Excerpted data:
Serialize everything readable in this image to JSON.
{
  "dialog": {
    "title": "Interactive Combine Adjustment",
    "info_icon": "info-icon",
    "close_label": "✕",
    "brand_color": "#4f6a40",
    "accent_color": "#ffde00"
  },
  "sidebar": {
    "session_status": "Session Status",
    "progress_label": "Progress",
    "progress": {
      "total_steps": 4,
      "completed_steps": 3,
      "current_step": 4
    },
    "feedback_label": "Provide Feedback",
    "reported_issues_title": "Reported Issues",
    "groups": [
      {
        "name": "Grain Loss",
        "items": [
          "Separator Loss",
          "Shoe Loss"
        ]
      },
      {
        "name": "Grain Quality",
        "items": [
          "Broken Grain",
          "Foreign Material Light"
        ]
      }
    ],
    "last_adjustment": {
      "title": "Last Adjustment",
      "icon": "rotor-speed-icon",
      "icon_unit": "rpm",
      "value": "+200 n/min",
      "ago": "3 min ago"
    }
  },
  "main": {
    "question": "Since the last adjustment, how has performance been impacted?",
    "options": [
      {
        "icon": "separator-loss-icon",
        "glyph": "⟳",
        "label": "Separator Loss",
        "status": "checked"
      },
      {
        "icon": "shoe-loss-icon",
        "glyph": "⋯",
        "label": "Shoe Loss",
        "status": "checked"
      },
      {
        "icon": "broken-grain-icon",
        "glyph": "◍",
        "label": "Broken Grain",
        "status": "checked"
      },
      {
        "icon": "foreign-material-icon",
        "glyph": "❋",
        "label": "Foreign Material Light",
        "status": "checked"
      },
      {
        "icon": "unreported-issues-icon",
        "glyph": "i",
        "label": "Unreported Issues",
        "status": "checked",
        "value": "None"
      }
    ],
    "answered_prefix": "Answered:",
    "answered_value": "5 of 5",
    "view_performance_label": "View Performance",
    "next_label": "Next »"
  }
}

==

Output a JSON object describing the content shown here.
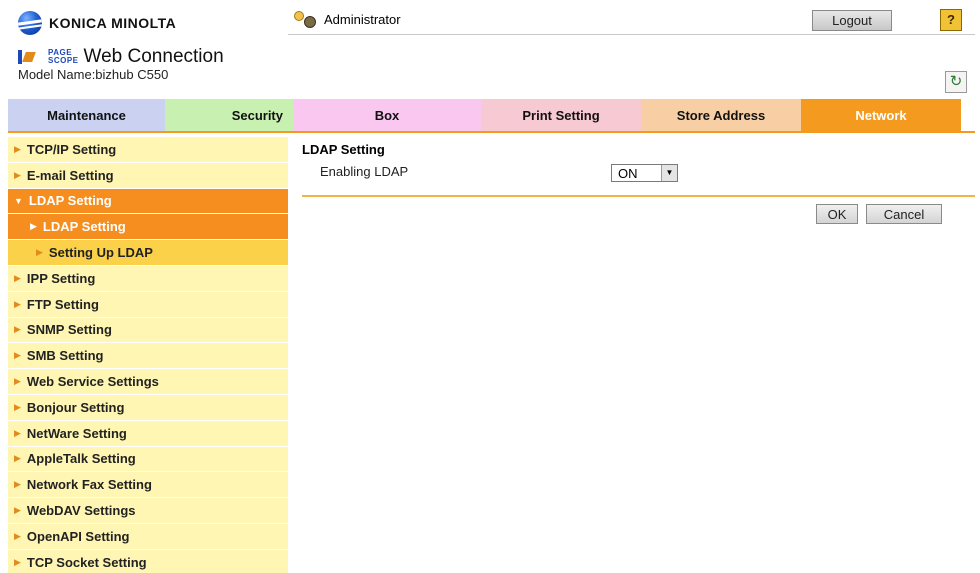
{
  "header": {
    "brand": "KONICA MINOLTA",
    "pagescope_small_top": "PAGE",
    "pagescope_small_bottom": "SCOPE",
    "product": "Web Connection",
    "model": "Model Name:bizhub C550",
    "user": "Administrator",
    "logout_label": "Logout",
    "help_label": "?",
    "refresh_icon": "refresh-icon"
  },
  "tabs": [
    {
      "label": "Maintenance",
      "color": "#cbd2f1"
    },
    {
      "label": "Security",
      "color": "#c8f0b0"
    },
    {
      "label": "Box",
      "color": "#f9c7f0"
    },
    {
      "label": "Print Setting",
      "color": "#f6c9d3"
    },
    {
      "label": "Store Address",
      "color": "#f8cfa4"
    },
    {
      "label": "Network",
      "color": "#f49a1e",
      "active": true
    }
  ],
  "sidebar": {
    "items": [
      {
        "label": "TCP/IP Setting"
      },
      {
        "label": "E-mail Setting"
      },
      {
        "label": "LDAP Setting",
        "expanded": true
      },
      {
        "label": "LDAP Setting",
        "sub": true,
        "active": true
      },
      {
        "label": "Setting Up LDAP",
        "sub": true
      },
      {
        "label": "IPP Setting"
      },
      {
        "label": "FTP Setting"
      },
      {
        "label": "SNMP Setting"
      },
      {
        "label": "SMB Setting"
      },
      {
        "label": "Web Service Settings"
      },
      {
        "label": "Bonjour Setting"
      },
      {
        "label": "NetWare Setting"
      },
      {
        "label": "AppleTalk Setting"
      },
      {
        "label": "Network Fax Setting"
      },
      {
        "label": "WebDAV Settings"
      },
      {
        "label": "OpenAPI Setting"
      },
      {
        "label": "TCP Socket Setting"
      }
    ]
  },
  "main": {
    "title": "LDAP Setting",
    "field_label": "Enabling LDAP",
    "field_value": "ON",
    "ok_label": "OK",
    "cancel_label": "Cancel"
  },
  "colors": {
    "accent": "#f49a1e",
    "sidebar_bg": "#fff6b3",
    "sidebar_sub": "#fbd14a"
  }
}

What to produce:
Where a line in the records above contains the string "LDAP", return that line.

Reply:
        "label": "LDAP Setting",
        "label": "LDAP Setting",
        "label": "Setting Up LDAP",
    "title": "LDAP Setting",
    "field_label": "Enabling LDAP",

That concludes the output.